Our full explanation of why the data don’t support this conclusion is here, but there are three basic reasons. First, while a summary comparison of lawsuits in covered and uncovered jurisdictions does suggest a disparity in success rates across covered and uncovered jurisdictions, this difference disappears when we run regression analysis to control for factors other than coverage itself.
Second, and most fundamentally, it is a mistake to interpret
differences in litigation success rates across jurisdictions as
evidence of differences in the underlying levels of discrimination.
The central methodological difficulty with drawing inferences about the
extent of discrimination from litigated Section 2 cases is that the
sample of cases is almost surely not representative of the entire class
of voting rights claims. This is a problem that is so pervasive that
it has a label among empirical scholars – it is known as the
“Priest-Klein” problem. And fancy monikers aside, it is the intuitive
reason why no one thinks that the
success rates in tort lawsuits in Illinois are a solid source of information about the level of tortious conduct in the state, and why no one thinks that conviction rates in criminal cases in New York are a meaningful measure of the state’s crime level.
Third, even were courts to ignore these selection problems, the Section 2 statistics Judge Tatel quotes are problematic because they mask a trend. He describes a difference between covered and uncovered jurisdictions over the two decade period of Ellen’s initial study. But an average difference over two decades does not fit the conclusion that a difference justifying Section 5’s reauthorization remains today. And, in fact, the Section 2 data reveal that success rates in covered and uncovered jurisdictions have converged over time. In the 1980s and early 1990s, courts in covered jurisdictions were indeed more likely to find liability than courts in uncovered areas. But from 1994 to the end of the study in 2004, plaintiff success rates were nearly identical in covered and uncovered areas. If one really believed that success rates were a measure of the underlying discrimination, then one would have to conclude from this convergence that discrimination today is no worse in covered than uncovered jurisdictions.

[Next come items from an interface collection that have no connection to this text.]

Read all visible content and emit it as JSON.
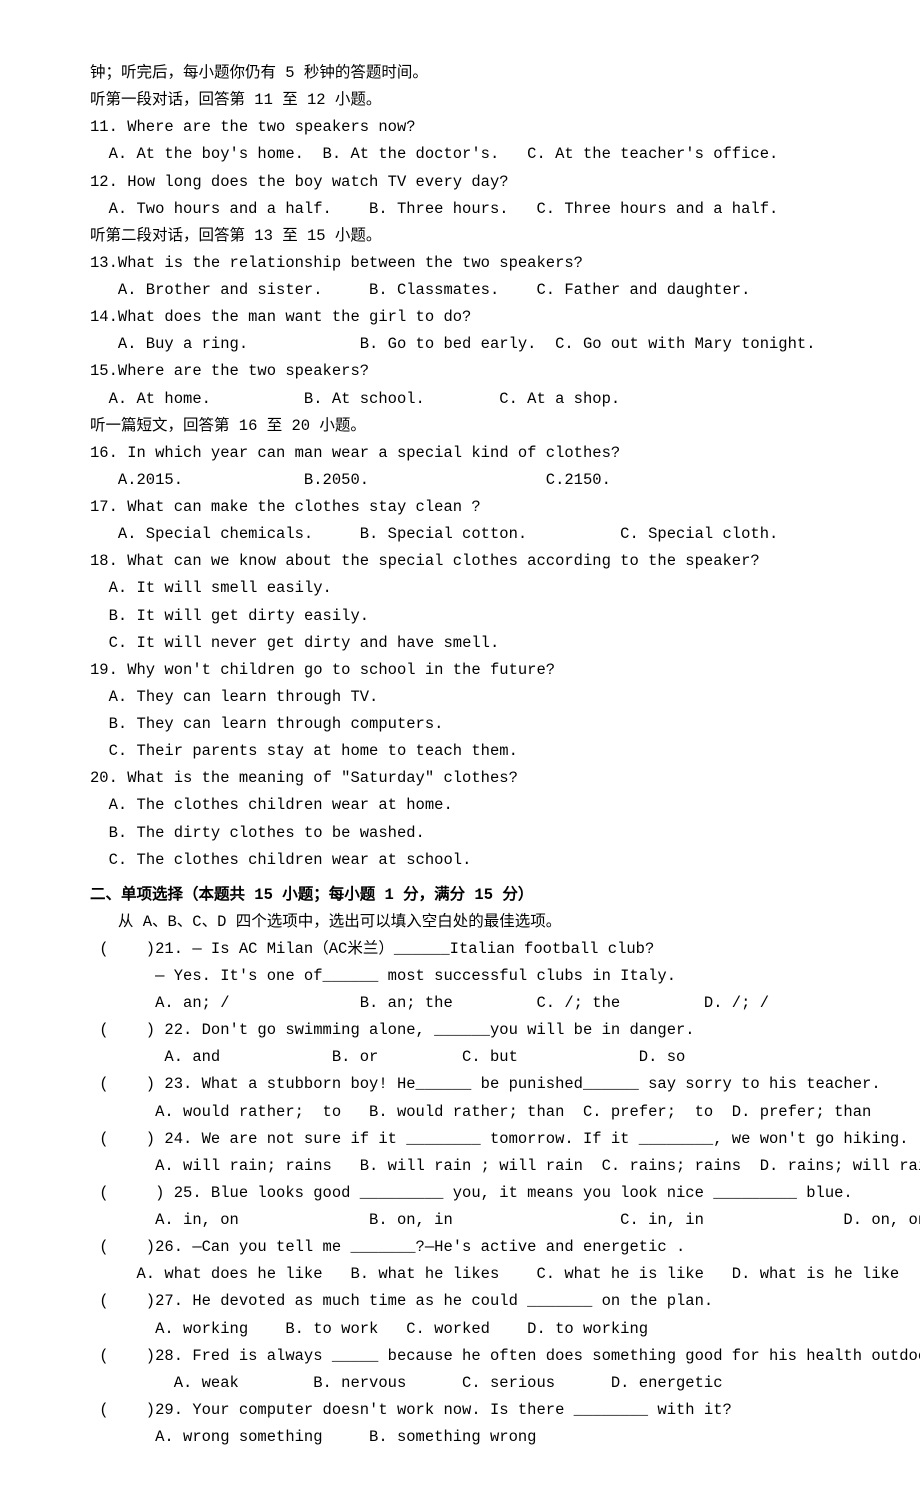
{
  "intro": [
    "钟；听完后，每小题你仍有 5 秒钟的答题时间。",
    "听第一段对话，回答第 11 至 12 小题。"
  ],
  "listening": [
    {
      "q": "11. Where are the two speakers now?",
      "opts": "  A. At the boy's home.  B. At the doctor's.   C. At the teacher's office."
    },
    {
      "q": "12. How long does the boy watch TV every day?",
      "opts": "  A. Two hours and a half.    B. Three hours.   C. Three hours and a half."
    }
  ],
  "dialog2_header": "听第二段对话，回答第 13 至 15 小题。",
  "listening2": [
    {
      "q": "13.What is the relationship between the two speakers?",
      "opts": "   A. Brother and sister.     B. Classmates.    C. Father and daughter."
    },
    {
      "q": "14.What does the man want the girl to do?",
      "opts": "   A. Buy a ring.            B. Go to bed early.  C. Go out with Mary tonight."
    },
    {
      "q": "15.Where are the two speakers?",
      "opts": "  A. At home.          B. At school.        C. At a shop."
    }
  ],
  "passage_header": "听一篇短文，回答第 16 至 20 小题。",
  "listening3": [
    {
      "q": "16. In which year can man wear a special kind of clothes?",
      "opts": "   A.2015.             B.2050.                   C.2150."
    },
    {
      "q": "17. What can make the clothes stay clean ?",
      "opts": "   A. Special chemicals.     B. Special cotton.          C. Special cloth."
    },
    {
      "q": "18. What can we know about the special clothes according to the speaker?",
      "opts_multi": [
        "  A. It will smell easily.",
        "  B. It will get dirty easily.",
        "  C. It will never get dirty and have smell."
      ]
    },
    {
      "q": "19. Why won't children go to school in the future?",
      "opts_multi": [
        "  A. They can learn through TV.",
        "  B. They can learn through computers.",
        "  C. Their parents stay at home to teach them."
      ]
    },
    {
      "q": "20. What is the meaning of \"Saturday\" clothes?",
      "opts_multi": [
        "  A. The clothes children wear at home.",
        "  B. The dirty clothes to be washed.",
        "  C. The clothes children wear at school."
      ]
    }
  ],
  "section2": {
    "title": "二、单项选择（本题共 15 小题；每小题 1 分，满分 15 分）",
    "instruction": "   从 A、B、C、D 四个选项中，选出可以填入空白处的最佳选项。"
  },
  "mcq": [
    {
      "q": " (    )21. — Is AC Milan（AC米兰）______Italian football club?",
      "extra": "       — Yes. It's one of______ most successful clubs in Italy.",
      "opts": "       A. an; /              B. an; the         C. /; the         D. /; /"
    },
    {
      "q": " (    ) 22. Don't go swimming alone, ______you will be in danger.",
      "opts": "        A. and            B. or         C. but             D. so"
    },
    {
      "q": " (    ) 23. What a stubborn boy! He______ be punished______ say sorry to his teacher.",
      "opts": "       A. would rather;  to   B. would rather; than  C. prefer;  to  D. prefer; than"
    },
    {
      "q": " (    ) 24. We are not sure if it ________ tomorrow. If it ________, we won't go hiking.",
      "opts": "       A. will rain; rains   B. will rain ; will rain  C. rains; rains  D. rains; will rain"
    },
    {
      "q": " (     ) 25. Blue looks good _________ you, it means you look nice _________ blue.",
      "opts": "       A. in, on              B. on, in                  C. in, in               D. on, on"
    },
    {
      "q": " (    )26. —Can you tell me _______?—He's active and energetic .",
      "opts": "     A. what does he like   B. what he likes    C. what he is like   D. what is he like"
    },
    {
      "q": " (    )27. He devoted as much time as he could _______ on the plan.",
      "opts": "       A. working    B. to work   C. worked    D. to working"
    },
    {
      "q": " (    )28. Fred is always _____ because he often does something good for his health outdoors.",
      "opts": "         A. weak        B. nervous      C. serious      D. energetic"
    },
    {
      "q": " (    )29. Your computer doesn't work now. Is there ________ with it?",
      "opts": "       A. wrong something     B. something wrong"
    }
  ]
}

Tom and I disagree with that conclusion because we don’t believe these success rates are a good measure of discrimination. That said, it suggests that – both as a matter of theory and strategy – Section 5 will be ill-served if we try to aggressively wield data from Section 2 lawsuits in the service of conclusions that the data simply cannot support.